By Jessica Goad, Manager of Research and Outreach, Center for American Progress Action Fund.
Congressional Republicans and presidential candidates have suggested a variety of options for dealing with our country’s budget woes, such as slashing Medicare, reducing federal spending to 1966 levels, and drilling everywhere. Today, the House Natural Resources Committee used much of a hearing on designating wilderness areas to discuss another radical proposal: selling off 3.3 million acres of lands that belong to all Americans without clarifying how taxpayers would receive a fair return for them.
Rep. Jason Chaffetz (R-UT), is a Tea Party favorite who voted against the debt ceiling compromise bill because it “cuts too little in FY 2012.” His “Disposal of Excess Federal Lands Act of 2011” would force the Interior Department to sell 3.3 million acres of lands in Arizona, Colorado, Idaho, Montana, Nebraska, Nevada, New Mexico, Oregon, Utah, and Wyoming to the highest bidder. Chaffetz justified his bill at the hearing today saying:
It is neither logical nor responsible for the federal government to own or manage surplus lands.
Chaffetz has led the charge against America’s public estate, including a cosponsorship of a bill to remove protections from 60 million acres of wilderness-quality lands to give access to corporate interests.
He made the determination of which acres to include in his land sale bill based on a government report from 1997, even though there are updated estimates available in various “resource management plans” issued by the government. As Mike Pool, the witness from the Interior Department stated today, the bill “would be unlikely to generate revenue.”

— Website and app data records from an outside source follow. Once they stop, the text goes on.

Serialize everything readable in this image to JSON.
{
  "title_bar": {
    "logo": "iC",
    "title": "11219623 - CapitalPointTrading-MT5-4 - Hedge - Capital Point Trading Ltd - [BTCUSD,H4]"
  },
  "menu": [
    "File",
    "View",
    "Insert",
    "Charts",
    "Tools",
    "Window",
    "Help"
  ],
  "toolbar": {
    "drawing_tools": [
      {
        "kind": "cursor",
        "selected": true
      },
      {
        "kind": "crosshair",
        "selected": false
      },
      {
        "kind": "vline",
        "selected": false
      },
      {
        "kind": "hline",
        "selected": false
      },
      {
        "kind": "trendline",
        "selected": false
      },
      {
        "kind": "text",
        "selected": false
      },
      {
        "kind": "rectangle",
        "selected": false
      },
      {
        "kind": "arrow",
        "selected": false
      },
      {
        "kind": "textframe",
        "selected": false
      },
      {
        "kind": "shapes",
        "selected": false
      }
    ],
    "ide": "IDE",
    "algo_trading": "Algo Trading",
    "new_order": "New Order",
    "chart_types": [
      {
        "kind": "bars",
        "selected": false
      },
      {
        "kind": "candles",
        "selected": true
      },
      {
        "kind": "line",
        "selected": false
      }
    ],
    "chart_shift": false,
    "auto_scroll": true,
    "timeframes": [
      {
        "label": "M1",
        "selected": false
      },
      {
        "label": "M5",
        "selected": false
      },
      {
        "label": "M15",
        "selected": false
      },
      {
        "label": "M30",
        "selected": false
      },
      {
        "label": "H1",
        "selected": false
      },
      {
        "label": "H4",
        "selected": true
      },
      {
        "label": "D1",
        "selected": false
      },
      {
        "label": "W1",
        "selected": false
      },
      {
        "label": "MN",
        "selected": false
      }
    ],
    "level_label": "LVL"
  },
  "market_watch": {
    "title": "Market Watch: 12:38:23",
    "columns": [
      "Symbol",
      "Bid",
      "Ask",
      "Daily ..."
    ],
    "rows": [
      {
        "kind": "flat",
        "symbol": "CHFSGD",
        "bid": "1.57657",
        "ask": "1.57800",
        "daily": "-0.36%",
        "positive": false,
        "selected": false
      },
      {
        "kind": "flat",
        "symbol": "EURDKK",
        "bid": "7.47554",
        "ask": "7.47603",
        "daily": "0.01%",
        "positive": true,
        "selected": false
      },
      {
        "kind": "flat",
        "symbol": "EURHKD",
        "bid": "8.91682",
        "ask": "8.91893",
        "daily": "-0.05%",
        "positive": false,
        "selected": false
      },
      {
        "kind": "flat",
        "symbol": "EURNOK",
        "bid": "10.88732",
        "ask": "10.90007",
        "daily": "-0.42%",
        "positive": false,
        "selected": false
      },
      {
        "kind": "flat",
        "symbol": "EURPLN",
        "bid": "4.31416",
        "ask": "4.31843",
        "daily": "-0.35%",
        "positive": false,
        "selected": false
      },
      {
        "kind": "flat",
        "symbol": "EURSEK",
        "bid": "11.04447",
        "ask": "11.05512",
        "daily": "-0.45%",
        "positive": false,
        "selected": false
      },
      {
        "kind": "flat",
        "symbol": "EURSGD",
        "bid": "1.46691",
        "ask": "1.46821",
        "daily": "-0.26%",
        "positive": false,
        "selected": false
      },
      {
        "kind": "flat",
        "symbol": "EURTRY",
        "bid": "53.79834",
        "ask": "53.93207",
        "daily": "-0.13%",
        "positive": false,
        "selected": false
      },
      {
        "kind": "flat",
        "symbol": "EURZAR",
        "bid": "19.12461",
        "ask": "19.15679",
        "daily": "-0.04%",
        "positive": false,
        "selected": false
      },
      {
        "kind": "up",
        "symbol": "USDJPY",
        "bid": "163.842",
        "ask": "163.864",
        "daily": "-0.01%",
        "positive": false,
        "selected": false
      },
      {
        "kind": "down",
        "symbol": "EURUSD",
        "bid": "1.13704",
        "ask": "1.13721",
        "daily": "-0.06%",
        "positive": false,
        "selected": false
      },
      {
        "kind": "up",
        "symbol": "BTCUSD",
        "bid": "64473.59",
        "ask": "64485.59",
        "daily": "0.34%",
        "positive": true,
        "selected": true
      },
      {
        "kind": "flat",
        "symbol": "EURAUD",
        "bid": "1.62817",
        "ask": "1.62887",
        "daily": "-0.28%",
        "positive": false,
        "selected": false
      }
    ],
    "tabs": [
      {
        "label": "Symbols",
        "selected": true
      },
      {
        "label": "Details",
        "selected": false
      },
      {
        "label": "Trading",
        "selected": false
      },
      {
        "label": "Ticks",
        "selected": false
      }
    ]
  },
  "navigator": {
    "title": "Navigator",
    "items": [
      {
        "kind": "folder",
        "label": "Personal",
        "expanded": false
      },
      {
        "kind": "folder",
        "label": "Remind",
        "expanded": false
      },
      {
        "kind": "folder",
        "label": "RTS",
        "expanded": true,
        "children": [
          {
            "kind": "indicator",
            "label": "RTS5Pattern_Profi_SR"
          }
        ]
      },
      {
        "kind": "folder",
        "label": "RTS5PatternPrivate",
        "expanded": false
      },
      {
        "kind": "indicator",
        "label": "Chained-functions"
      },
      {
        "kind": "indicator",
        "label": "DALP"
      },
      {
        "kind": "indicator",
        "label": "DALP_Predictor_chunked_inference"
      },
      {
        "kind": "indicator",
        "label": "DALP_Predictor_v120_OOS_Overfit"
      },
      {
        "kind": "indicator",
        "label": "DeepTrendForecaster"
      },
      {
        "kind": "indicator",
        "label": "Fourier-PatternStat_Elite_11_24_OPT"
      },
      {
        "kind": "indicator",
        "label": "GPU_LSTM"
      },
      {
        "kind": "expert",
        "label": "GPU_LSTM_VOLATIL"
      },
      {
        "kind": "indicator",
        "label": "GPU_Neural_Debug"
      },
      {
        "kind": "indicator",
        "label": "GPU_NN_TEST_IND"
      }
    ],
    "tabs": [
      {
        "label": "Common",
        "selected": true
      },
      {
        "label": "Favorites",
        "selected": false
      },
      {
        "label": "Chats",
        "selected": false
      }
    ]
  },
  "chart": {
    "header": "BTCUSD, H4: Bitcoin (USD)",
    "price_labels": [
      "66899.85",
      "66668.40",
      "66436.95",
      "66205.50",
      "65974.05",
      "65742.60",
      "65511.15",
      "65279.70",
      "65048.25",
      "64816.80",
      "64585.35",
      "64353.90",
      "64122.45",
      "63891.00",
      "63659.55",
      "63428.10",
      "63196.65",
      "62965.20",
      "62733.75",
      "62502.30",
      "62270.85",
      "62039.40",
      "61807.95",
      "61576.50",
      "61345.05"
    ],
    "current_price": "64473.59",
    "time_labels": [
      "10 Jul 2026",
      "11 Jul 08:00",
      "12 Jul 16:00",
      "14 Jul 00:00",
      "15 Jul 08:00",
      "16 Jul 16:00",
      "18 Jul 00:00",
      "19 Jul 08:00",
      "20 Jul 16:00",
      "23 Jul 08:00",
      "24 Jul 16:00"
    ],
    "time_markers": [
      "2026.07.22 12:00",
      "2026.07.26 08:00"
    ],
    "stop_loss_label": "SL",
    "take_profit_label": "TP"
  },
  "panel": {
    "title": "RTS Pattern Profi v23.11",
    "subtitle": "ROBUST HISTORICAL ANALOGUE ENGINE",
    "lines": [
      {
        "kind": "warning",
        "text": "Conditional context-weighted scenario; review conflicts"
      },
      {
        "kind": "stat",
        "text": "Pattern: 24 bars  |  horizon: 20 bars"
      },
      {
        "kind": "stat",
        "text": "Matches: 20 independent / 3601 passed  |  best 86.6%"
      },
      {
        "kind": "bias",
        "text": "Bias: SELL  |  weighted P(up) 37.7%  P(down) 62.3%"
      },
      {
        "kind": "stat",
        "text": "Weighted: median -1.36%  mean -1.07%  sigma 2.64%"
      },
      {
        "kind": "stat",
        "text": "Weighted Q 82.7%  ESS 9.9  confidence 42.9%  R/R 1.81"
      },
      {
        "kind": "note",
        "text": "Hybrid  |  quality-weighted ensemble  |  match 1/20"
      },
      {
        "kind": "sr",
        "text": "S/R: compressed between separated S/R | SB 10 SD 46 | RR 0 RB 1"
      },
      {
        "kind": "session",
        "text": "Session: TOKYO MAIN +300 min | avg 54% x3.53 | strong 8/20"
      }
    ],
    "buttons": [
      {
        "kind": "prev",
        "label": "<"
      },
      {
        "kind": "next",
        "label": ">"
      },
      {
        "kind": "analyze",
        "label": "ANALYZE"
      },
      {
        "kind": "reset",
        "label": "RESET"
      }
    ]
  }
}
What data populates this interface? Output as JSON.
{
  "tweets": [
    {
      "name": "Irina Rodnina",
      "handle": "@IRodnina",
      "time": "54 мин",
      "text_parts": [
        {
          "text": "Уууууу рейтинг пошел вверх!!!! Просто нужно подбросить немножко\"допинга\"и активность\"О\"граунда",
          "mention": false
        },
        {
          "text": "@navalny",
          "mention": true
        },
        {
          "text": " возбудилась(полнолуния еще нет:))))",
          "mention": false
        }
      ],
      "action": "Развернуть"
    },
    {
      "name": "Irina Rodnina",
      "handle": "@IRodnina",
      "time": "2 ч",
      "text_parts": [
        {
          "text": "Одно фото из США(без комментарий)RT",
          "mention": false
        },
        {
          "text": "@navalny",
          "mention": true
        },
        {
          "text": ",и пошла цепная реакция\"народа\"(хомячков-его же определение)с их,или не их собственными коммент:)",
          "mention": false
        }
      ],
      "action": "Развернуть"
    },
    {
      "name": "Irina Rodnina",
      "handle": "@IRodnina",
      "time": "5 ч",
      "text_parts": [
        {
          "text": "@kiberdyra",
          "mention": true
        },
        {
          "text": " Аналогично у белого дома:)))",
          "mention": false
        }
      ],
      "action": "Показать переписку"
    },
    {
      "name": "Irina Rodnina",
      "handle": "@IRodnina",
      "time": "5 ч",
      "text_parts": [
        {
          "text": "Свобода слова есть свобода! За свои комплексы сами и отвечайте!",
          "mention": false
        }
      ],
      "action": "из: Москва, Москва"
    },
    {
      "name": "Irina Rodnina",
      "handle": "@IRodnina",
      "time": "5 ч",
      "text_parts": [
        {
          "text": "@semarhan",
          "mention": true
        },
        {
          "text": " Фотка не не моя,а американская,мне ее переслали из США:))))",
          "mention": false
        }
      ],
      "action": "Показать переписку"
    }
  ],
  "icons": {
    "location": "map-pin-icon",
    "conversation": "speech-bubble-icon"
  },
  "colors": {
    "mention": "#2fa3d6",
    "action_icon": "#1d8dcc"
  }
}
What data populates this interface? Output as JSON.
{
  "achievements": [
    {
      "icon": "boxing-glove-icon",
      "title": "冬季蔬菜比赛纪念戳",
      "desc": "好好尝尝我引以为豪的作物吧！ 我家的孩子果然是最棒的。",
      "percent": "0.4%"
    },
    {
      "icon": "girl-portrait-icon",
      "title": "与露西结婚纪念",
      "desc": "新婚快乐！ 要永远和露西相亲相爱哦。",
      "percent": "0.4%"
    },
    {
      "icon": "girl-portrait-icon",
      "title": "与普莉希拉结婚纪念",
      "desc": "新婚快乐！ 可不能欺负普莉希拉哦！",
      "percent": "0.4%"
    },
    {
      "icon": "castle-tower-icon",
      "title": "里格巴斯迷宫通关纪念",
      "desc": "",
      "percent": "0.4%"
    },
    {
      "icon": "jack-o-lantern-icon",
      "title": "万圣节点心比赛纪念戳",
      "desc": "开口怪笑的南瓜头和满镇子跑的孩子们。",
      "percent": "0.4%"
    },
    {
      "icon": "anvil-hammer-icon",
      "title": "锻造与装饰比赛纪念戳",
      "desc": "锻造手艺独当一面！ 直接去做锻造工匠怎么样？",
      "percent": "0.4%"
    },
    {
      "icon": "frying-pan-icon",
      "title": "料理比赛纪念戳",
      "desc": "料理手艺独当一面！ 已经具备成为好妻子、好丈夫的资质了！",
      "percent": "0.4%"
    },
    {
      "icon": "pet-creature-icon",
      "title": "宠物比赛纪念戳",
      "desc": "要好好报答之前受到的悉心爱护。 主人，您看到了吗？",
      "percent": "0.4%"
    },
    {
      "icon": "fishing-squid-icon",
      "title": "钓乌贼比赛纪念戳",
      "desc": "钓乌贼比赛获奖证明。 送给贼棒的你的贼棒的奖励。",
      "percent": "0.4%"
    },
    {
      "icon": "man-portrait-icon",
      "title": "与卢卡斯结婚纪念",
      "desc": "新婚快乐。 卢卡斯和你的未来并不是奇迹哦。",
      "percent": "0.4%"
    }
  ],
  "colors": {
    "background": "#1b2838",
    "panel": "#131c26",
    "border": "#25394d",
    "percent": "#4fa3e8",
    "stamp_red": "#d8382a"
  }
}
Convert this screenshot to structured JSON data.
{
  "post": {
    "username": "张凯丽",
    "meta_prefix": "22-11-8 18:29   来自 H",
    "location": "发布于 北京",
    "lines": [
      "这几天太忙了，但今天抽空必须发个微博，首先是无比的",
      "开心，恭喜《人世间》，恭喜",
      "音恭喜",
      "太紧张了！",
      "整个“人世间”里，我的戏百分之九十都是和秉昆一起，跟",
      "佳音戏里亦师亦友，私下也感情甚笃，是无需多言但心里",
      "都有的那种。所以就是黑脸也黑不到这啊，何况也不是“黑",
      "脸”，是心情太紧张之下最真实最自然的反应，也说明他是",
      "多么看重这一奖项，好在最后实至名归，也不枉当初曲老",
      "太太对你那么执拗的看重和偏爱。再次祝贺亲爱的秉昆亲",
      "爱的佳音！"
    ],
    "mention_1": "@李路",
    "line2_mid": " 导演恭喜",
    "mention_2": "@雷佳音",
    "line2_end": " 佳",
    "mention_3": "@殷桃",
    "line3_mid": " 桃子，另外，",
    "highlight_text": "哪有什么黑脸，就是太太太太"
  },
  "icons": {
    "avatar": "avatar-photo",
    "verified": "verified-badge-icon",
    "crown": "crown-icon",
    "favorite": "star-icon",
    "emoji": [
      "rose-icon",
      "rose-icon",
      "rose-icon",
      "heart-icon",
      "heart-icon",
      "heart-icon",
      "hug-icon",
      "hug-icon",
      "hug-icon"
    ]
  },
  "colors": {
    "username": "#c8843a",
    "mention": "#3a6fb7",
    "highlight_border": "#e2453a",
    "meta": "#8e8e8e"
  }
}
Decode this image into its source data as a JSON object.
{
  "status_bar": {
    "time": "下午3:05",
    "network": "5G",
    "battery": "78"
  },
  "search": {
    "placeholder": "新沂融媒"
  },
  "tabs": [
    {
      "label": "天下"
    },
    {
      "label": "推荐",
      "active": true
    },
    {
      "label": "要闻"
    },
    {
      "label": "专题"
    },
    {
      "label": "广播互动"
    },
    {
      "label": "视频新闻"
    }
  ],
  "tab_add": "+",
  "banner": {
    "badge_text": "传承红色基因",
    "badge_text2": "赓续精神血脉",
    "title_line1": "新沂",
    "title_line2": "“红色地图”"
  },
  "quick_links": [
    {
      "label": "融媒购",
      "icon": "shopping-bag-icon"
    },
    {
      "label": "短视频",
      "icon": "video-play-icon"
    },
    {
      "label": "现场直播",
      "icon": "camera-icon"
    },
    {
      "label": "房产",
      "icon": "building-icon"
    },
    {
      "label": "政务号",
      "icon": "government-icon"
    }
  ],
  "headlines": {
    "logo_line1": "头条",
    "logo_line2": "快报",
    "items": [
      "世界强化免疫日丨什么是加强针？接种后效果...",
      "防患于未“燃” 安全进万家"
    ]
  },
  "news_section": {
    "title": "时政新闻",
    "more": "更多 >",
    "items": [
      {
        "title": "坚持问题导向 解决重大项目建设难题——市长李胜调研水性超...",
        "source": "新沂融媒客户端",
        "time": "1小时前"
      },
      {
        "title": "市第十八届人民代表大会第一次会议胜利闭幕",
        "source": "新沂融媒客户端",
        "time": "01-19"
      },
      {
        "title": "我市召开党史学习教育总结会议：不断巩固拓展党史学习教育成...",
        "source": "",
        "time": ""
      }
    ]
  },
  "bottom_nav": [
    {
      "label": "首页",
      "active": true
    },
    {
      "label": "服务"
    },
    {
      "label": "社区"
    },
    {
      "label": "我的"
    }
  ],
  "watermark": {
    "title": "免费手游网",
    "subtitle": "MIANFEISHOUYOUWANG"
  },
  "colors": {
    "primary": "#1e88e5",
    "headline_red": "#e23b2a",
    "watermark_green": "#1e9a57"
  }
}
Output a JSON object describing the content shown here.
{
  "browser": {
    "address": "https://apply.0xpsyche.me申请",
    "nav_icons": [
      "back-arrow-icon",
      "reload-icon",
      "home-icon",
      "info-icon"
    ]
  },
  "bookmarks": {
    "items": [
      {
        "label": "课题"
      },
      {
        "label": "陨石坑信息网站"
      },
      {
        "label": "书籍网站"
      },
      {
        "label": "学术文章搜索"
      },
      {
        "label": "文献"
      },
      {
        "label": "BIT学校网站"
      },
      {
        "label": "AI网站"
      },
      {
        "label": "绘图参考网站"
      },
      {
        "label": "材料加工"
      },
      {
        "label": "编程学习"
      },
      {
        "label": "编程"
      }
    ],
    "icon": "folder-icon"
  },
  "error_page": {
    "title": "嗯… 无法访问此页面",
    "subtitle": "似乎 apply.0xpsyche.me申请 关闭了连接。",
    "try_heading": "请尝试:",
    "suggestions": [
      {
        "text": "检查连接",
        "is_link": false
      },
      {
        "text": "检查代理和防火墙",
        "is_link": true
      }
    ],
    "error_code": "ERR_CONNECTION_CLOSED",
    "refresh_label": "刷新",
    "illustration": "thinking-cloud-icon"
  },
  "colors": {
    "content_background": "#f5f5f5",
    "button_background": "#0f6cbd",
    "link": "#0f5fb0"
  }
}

Selling off federal lands is an antiquated and radical policy option that has been debated since President Teddy Roosevelt first started setting aside lands for future generations to enjoy. More recently, the 1970s and 1980s gave life to the Sagebrush Rebellion in which a handful of westerners sought to sell and transfer the public’s land to state and private interests. As independent California television station KCET put it:
Every 10 to 15 years or so, western politicians have used the national forests and parks as anvils on which to hammer out their anti-Washington anxieties.
Politicians who choose to focus on only the face value of public lands are ignoring an incredibly important economic engine in the West — the conservation economy made up of the men and women who work in recreation, restoration, and renewable energy development. Additionally, public lands, such as national parks, national forests, wilderness areas, and national historic sites, have far more value than just what the acreage is worth. Protected areas provide clean air and clean water at no cost at all to the American taxpayer — as just one example, the clean water flowing from national forests has been valued at $7.2 billion every year.